The point of the breaks is to give your brain a rest. Switching from reading up on constitutional law in the 1800s to checking your email is not the kind of break your brain needs. Take a proper break. Go for a cup of coffee, stand in line and just look at the coat of the person in front of you, or out the window at the passing cars, or the rain, or the sun, or the leaves, and give your brain a rest. Stop beating it to within an inch of its life.

THAT is how you make the most of waiting time.

The importance of doing things

Like many (most) people, I look forward to my weekends. I don’t often have social plans, preferring to enjoy the solitude of home after a week of talking to people at work. 

There’s a downside to this though: not having plans can turn into lying on the couch watching reality tv. Especially when I’m feeling less than average. 

This weekend, however, was a good mix of time alone and time with people. On Saturday morning I did a blitz on the kitchen, cleaning the bench, sink, cooktop and microwave thoroughly and even getting half of the fridge cleaned properly (as in, emptied out and washed with hot soapy water, as distinct from the once-over-lightly wipe with a sponge and a spray of something). I managed to work up quite the sweat doing this. Makes me think our (great-) grandmothers were probably very fit and strong from the housework and cooking. If you don’t believe me, try making a cake and creaming the butter and sugar until fluffy by hand. 

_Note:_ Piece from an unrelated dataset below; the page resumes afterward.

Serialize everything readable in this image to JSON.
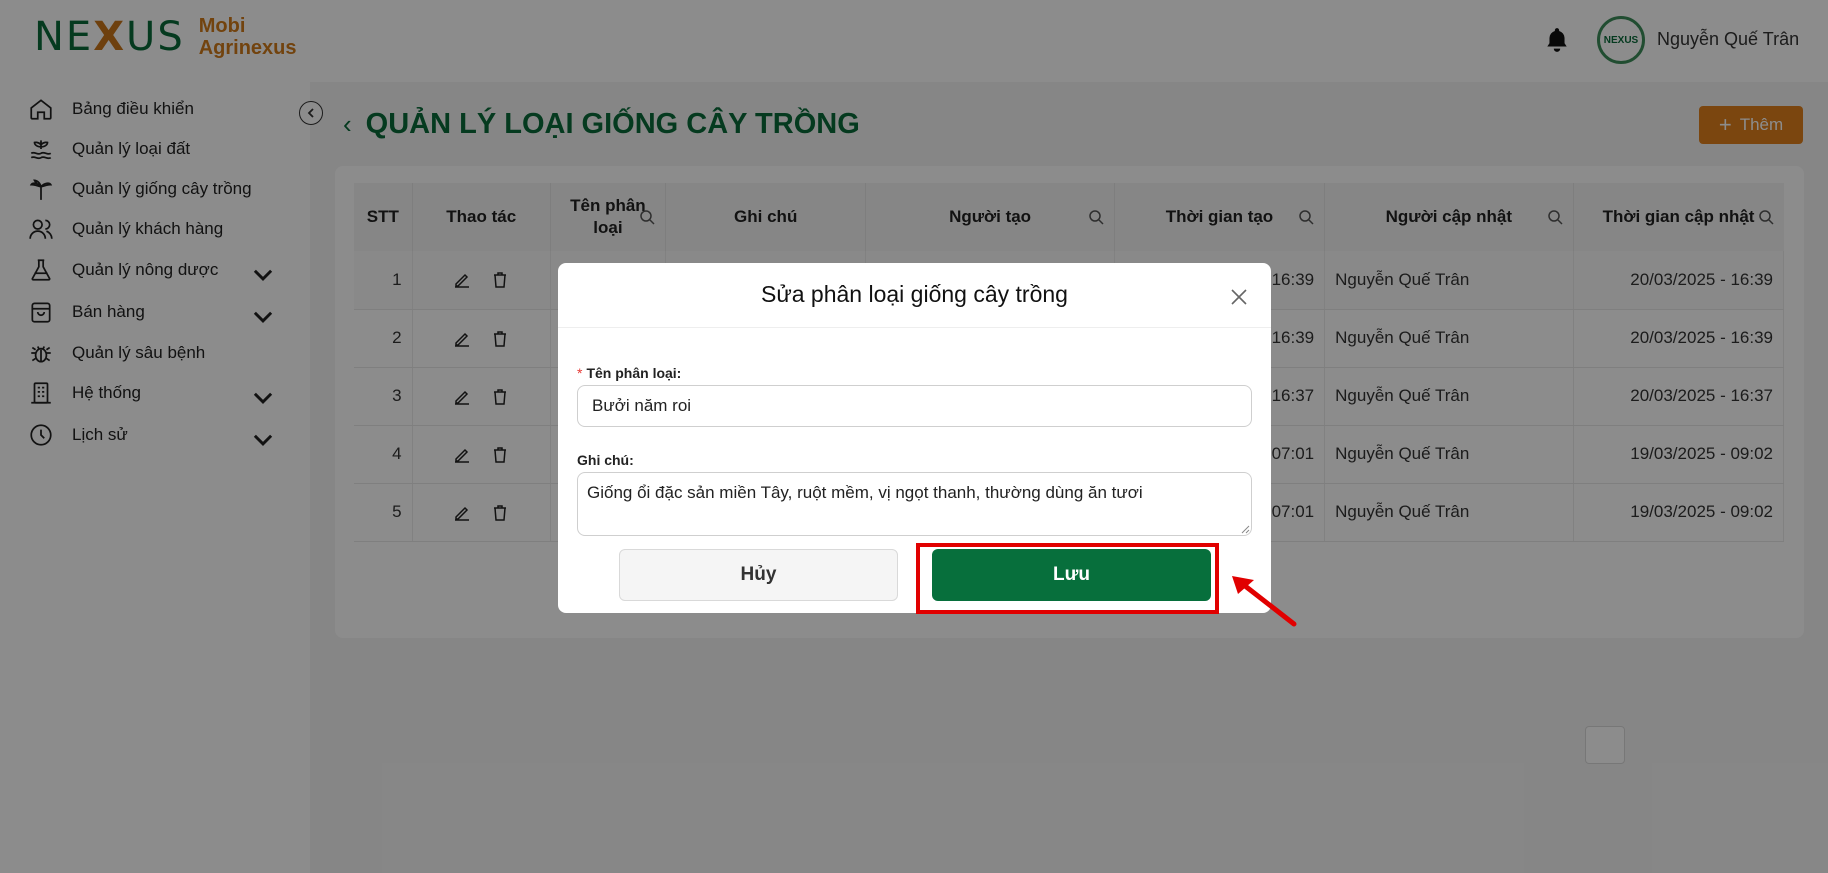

Doing housework can be satisfying because it’s physical work and you can see the results of your efforts. I believe more and more that something that we’ve lost with our automated and outsourced lives is the satisfaction of practising physical skills. 

In the afternoon I took my ladder to a friend’s house to help her hang a blind from a height. Not the kind of job one should tackle alone because falling would be serious. Again, there’s great satisfaction in completing a job like that, seeing the blind that she’d made (double satisfaction for her) hang straight and to the perfect length, hearing the bite of the screws as they secured the batten. 

This morning, friends came over for coffee and I made muffins. I thought about going out to the bakery to buy something, but decided to bake instead because it felt like I was making an effort for them. I like baking, and there’s nothing so welcoming as the smell of fresh baking when you walk into someone’s house. 

So I end my weekend feeling surprisingly content, because I have done things. Not big, brag-worthy things, but practical, constructive things. Things that required a bit of skill and know-how, and that yielded results. It feels good. 

Taking things as they come

I thought I was getting the hang of pacing myself, but RA has a way of constantly reminding me that it’s really in charge. I had major pain in my hips and ended up in bed for three days, with pain and overwhelming fatigue. 

That passed as inexplicably as it arrived. I woke, the pain had dulled to a faint presence, and I had enough energy to get up, showered, dressed and out the door. Sometimes that is an achievement.  

Three days later, a beautiful sunny day and my friend Geoff invited me to go walking. Geoff has RA too so some portion of our walk is consumed with conversation about drugs, side effects, and our latest symptoms. 

I wasn’t sure how much I could manage, but we picked a place with multiple routes of varying lengths to allow us to turn back at any time. 

So we set off. Eleven km later we were back at the car. 

Today I’m pretty sore and tired, as to be expected. I’m also feeling really pleased that I could do that distance. I just wish I knew why one day I’m flat on my back and the next I’m hiking the hills. It makes no sense. There’s no rhyme or reason, and that’s the hardest part about living with this disease. 

I just have to learn to take it as it comes.